- _Task details_
The answer should consist of each line from the data below that includes "JSON".

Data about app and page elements
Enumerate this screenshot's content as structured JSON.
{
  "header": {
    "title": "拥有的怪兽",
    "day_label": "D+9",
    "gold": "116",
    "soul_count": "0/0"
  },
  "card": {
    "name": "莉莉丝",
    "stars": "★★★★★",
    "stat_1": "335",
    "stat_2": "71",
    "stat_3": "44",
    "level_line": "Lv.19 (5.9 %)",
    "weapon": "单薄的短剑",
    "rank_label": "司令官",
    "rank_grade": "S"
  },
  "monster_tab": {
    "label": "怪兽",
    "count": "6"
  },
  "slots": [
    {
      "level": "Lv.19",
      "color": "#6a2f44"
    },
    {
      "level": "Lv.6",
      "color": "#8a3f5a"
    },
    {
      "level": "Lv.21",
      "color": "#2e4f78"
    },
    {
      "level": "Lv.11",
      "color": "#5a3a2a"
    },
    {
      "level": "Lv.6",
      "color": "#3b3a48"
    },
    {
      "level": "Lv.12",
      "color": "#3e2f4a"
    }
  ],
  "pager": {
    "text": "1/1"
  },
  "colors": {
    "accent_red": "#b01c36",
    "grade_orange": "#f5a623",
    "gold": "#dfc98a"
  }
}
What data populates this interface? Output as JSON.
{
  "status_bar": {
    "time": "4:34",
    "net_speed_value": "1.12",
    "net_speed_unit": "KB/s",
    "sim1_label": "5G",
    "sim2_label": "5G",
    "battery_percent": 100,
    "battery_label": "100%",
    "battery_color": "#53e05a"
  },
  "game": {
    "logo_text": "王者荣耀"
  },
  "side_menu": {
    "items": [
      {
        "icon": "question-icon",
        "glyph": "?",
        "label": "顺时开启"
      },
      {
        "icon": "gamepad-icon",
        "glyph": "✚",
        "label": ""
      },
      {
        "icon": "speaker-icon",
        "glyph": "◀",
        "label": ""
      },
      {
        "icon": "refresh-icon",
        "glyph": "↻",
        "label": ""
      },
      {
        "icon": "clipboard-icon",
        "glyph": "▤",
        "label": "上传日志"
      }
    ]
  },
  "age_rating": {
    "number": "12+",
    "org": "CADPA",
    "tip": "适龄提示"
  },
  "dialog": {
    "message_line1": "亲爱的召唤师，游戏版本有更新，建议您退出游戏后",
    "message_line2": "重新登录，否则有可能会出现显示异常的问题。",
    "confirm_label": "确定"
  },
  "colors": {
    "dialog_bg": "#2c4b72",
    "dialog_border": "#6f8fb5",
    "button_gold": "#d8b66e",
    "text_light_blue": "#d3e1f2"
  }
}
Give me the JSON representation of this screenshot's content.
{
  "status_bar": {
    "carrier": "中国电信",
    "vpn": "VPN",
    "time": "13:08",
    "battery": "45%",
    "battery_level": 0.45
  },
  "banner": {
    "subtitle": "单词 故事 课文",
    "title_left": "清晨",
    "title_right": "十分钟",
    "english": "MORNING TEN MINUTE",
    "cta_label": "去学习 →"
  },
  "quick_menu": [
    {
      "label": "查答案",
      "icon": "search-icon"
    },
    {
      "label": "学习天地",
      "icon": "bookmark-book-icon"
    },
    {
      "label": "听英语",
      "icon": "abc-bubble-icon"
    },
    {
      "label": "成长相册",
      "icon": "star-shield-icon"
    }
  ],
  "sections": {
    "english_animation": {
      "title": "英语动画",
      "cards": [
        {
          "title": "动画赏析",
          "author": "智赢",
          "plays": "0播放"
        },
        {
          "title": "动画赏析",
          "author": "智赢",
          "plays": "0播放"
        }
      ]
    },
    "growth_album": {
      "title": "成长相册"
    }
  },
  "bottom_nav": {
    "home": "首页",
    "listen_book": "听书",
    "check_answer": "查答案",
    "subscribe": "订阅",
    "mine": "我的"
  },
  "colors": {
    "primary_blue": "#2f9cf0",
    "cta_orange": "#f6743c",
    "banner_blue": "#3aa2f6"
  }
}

- _Reply to the task_
Enumerate this screenshot's content as structured JSON.
What data populates this interface? Output as JSON.
Give me the JSON representation of this screenshot's content.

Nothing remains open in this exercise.